STATE LEADER'S THOUGHTS ON VIOLENCE AT U.S. CAPITOL

K. William Boyer
Devils Lake Journal

NORTH DAKOTA - Following the violence that took place on the U.S. Capitol, North Dakota's state leaders took to the media to give their thoughts on the incident. 

Senator John Hoeven issued the following statement condemning the violent attack yesterday:

“America is the beacon of freedom and democracy in the world. That is why it is very important that we have returned to the Senate and House chambers to finish our work. We are a nation of laws and we must enforce our laws. We condemn those who occupied the Capitol and the acts of violence and destruction."

Hoeven said he and the other members of congress were grateful  to the law enforcement officials and all those who put their own well-being on the line to defend the nation’s capital.

"We all must be committed to the rule of law and preserving our great democracy for future generations. America will always persevere," Hoeven said.

Senator John Hoeven

U.S. Senator Kevin Cramer issued the following statement on the events:

“The United States of America is the greatest country the world has ever known, but we did not live up to that standard today. The violence at our nation’s Capitol is disgusting. It should never have happened, and we all need to make sure it never happens again."

Cramer said what America saw does not reflect the feelings or actions of the patriotic Americans he knows and serves. He said he believes however, that America is better than its worst moments, and it will not be bullied by a few trying to prevent it from following the Constitution and doing the its job.

"To those who are scared, remain calm," Cramer said. "To those who are angry, know there will be justice. To those continuing to incite violence, leave. You are not welcome here. To all Americans, please join me in praying for our country and finding ways to ensure we emerge from this ordeal stronger than ever.”

U.S. Senator Kevin Cramer

Thousands of demonstrators were seen on Capitol Hill in a protest that turned violent as throngs of people pushed past police who were trying to block them from entering the U. S. Capitol building as lawmakers inside debated counting electoral college votes confirming U. S. President –elect Joe Biden’s victory.

A mob was able to breach security and successfully enter the building, where one person was shot and later died.  The Metropolitan Police Department later confirmed that three others died as a result of "medical emergencies."

After the incident, 52 arrests were made, including arrests on weapon charges.
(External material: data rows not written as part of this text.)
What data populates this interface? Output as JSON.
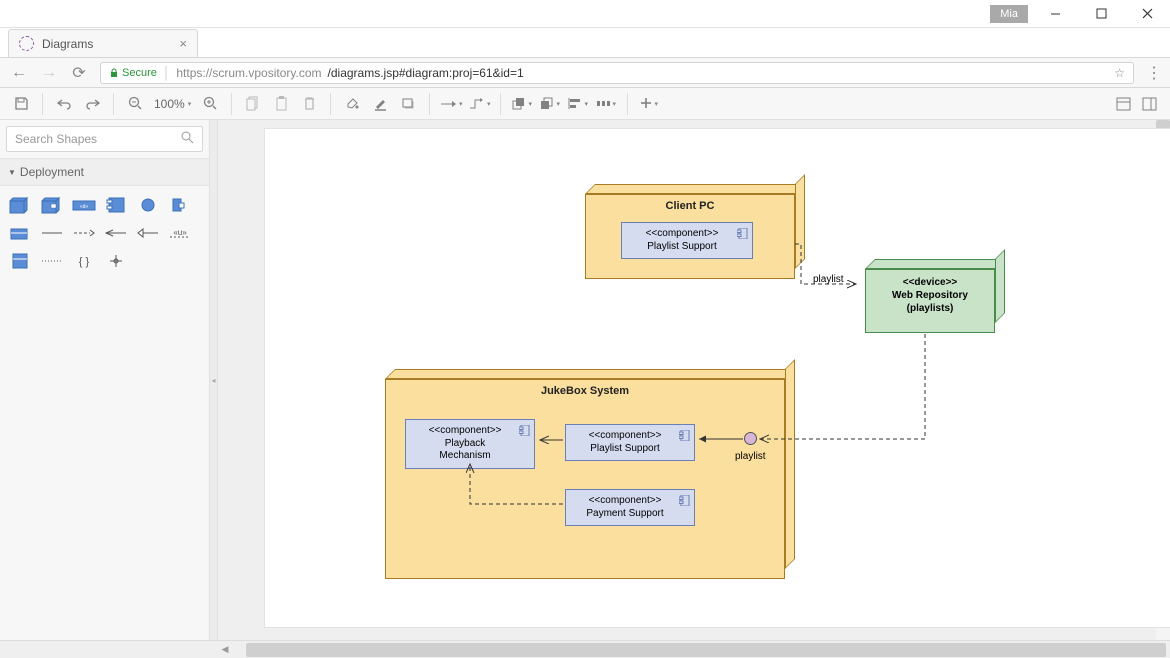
{
  "window": {
    "user": "Mia"
  },
  "tab": {
    "title": "Diagrams"
  },
  "address": {
    "secure": "Secure",
    "url_host": "https://scrum.vpository.com",
    "url_path": "/diagrams.jsp#diagram:proj=61&id=1"
  },
  "toolbar": {
    "zoom": "100%"
  },
  "sidebar": {
    "search_placeholder": "Search Shapes",
    "panel": "Deployment"
  },
  "diagram": {
    "client_pc": {
      "title": "Client PC"
    },
    "jukebox": {
      "title": "JukeBox System"
    },
    "webrepo": {
      "stereo": "<<device>>",
      "name": "Web Repository",
      "sub": "(playlists)"
    },
    "components": {
      "playlist_support_client": {
        "stereo": "<<component>>",
        "name": "Playlist Support"
      },
      "playback": {
        "stereo": "<<component>>",
        "name": "Playback",
        "name2": "Mechanism"
      },
      "playlist_support_jb": {
        "stereo": "<<component>>",
        "name": "Playlist Support"
      },
      "payment": {
        "stereo": "<<component>>",
        "name": "Payment Support"
      }
    },
    "labels": {
      "playlist_link": "playlist",
      "playlist_port": "playlist"
    }
  }
}
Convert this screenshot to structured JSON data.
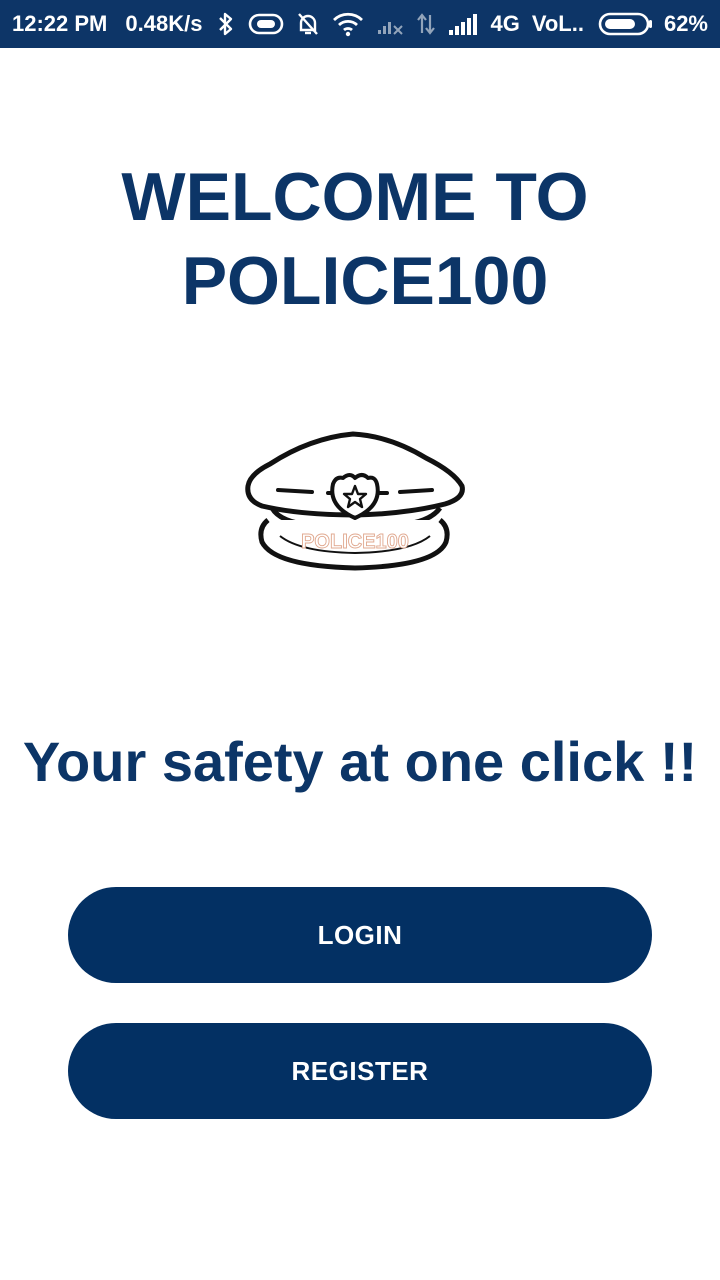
{
  "status_bar": {
    "time": "12:22 PM",
    "speed": "0.48K/s",
    "network": "4G",
    "carrier": "VoL..",
    "battery": "62%",
    "icons": [
      "bluetooth-icon",
      "vibrate-icon",
      "mute-icon",
      "wifi-icon",
      "signal-weak-icon",
      "data-arrows-icon",
      "signal-icon",
      "battery-icon"
    ]
  },
  "welcome": {
    "line1": "WELCOME TO",
    "line2": "POLICE100"
  },
  "logo": {
    "icon": "police-cap-icon",
    "text": "POLICE100"
  },
  "tagline": "Your safety at one click !!",
  "buttons": {
    "login_label": "LOGIN",
    "register_label": "REGISTER"
  },
  "colors": {
    "status_bar": "#0d3567",
    "title": "#0c3567",
    "button": "#033063",
    "background": "#ffffff"
  }
}
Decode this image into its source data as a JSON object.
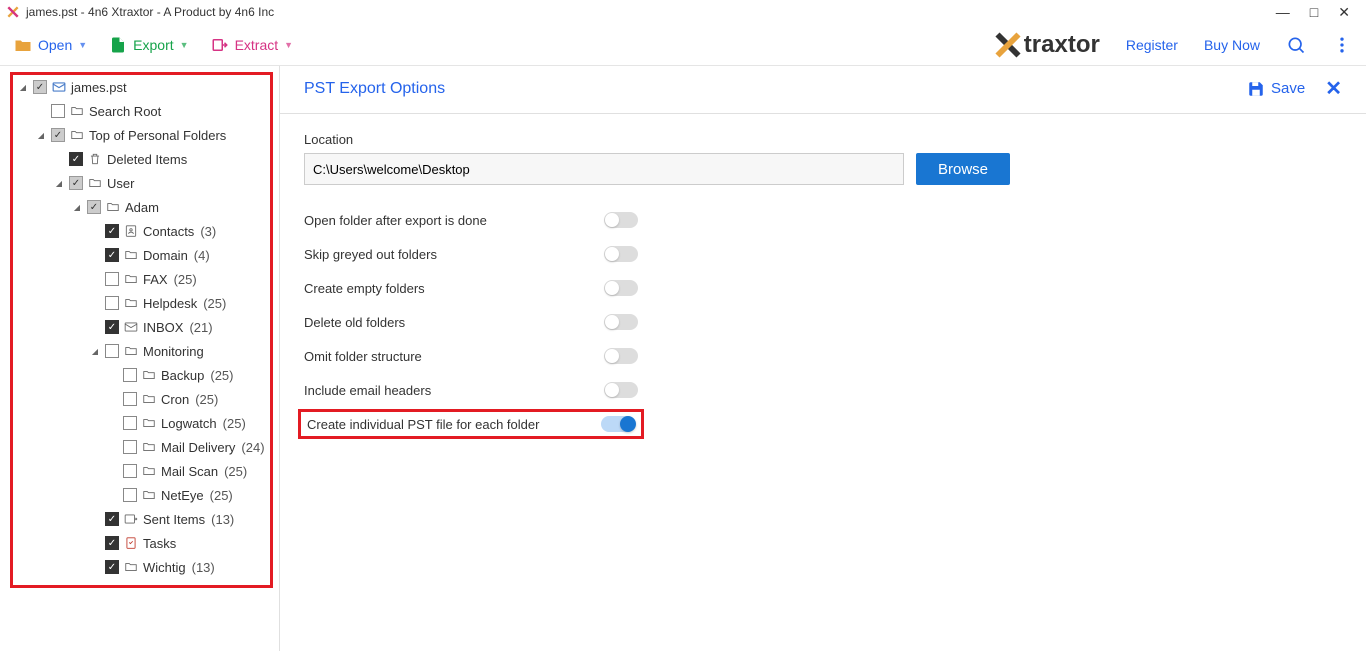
{
  "window": {
    "title": "james.pst - 4n6 Xtraxtor - A Product by 4n6 Inc"
  },
  "toolbar": {
    "open": "Open",
    "export": "Export",
    "extract": "Extract",
    "brand": "traxtor",
    "register": "Register",
    "buy": "Buy Now"
  },
  "tree": [
    {
      "indent": 0,
      "exp": "▾",
      "check": "grey",
      "icon": "mail",
      "label": "james.pst",
      "count": ""
    },
    {
      "indent": 1,
      "exp": "",
      "check": "",
      "icon": "folder",
      "label": "Search Root",
      "count": ""
    },
    {
      "indent": 1,
      "exp": "▾",
      "check": "grey",
      "icon": "folder",
      "label": "Top of Personal Folders",
      "count": ""
    },
    {
      "indent": 2,
      "exp": "",
      "check": "checked",
      "icon": "trash",
      "label": "Deleted Items",
      "count": ""
    },
    {
      "indent": 2,
      "exp": "▾",
      "check": "grey",
      "icon": "folder",
      "label": "User",
      "count": ""
    },
    {
      "indent": 3,
      "exp": "▾",
      "check": "grey",
      "icon": "folder",
      "label": "Adam",
      "count": ""
    },
    {
      "indent": 4,
      "exp": "",
      "check": "checked",
      "icon": "contacts",
      "label": "Contacts",
      "count": "(3)"
    },
    {
      "indent": 4,
      "exp": "",
      "check": "checked",
      "icon": "folder",
      "label": "Domain",
      "count": "(4)"
    },
    {
      "indent": 4,
      "exp": "",
      "check": "",
      "icon": "folder",
      "label": "FAX",
      "count": "(25)"
    },
    {
      "indent": 4,
      "exp": "",
      "check": "",
      "icon": "folder",
      "label": "Helpdesk",
      "count": "(25)"
    },
    {
      "indent": 4,
      "exp": "",
      "check": "checked",
      "icon": "inbox",
      "label": "INBOX",
      "count": "(21)"
    },
    {
      "indent": 4,
      "exp": "▾",
      "check": "",
      "icon": "folder",
      "label": "Monitoring",
      "count": ""
    },
    {
      "indent": 5,
      "exp": "",
      "check": "",
      "icon": "folder",
      "label": "Backup",
      "count": "(25)"
    },
    {
      "indent": 5,
      "exp": "",
      "check": "",
      "icon": "folder",
      "label": "Cron",
      "count": "(25)"
    },
    {
      "indent": 5,
      "exp": "",
      "check": "",
      "icon": "folder",
      "label": "Logwatch",
      "count": "(25)"
    },
    {
      "indent": 5,
      "exp": "",
      "check": "",
      "icon": "folder",
      "label": "Mail Delivery",
      "count": "(24)"
    },
    {
      "indent": 5,
      "exp": "",
      "check": "",
      "icon": "folder",
      "label": "Mail Scan",
      "count": "(25)"
    },
    {
      "indent": 5,
      "exp": "",
      "check": "",
      "icon": "folder",
      "label": "NetEye",
      "count": "(25)"
    },
    {
      "indent": 4,
      "exp": "",
      "check": "checked",
      "icon": "sent",
      "label": "Sent Items",
      "count": "(13)"
    },
    {
      "indent": 4,
      "exp": "",
      "check": "checked",
      "icon": "tasks",
      "label": "Tasks",
      "count": ""
    },
    {
      "indent": 4,
      "exp": "",
      "check": "checked",
      "icon": "folder",
      "label": "Wichtig",
      "count": "(13)"
    }
  ],
  "panel": {
    "title": "PST Export Options",
    "save": "Save",
    "location_label": "Location",
    "location_value": "C:\\Users\\welcome\\Desktop",
    "browse": "Browse",
    "options": [
      {
        "label": "Open folder after export is done",
        "on": false
      },
      {
        "label": "Skip greyed out folders",
        "on": false
      },
      {
        "label": "Create empty folders",
        "on": false
      },
      {
        "label": "Delete old folders",
        "on": false
      },
      {
        "label": "Omit folder structure",
        "on": false
      },
      {
        "label": "Include email headers",
        "on": false
      }
    ],
    "highlighted_option": {
      "label": "Create individual PST file for each folder",
      "on": true
    }
  }
}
Police recovered two pipe bombs located near the Republican National Committee and the Democratic National Committee as well as a cooler filled with Molotov cocktails.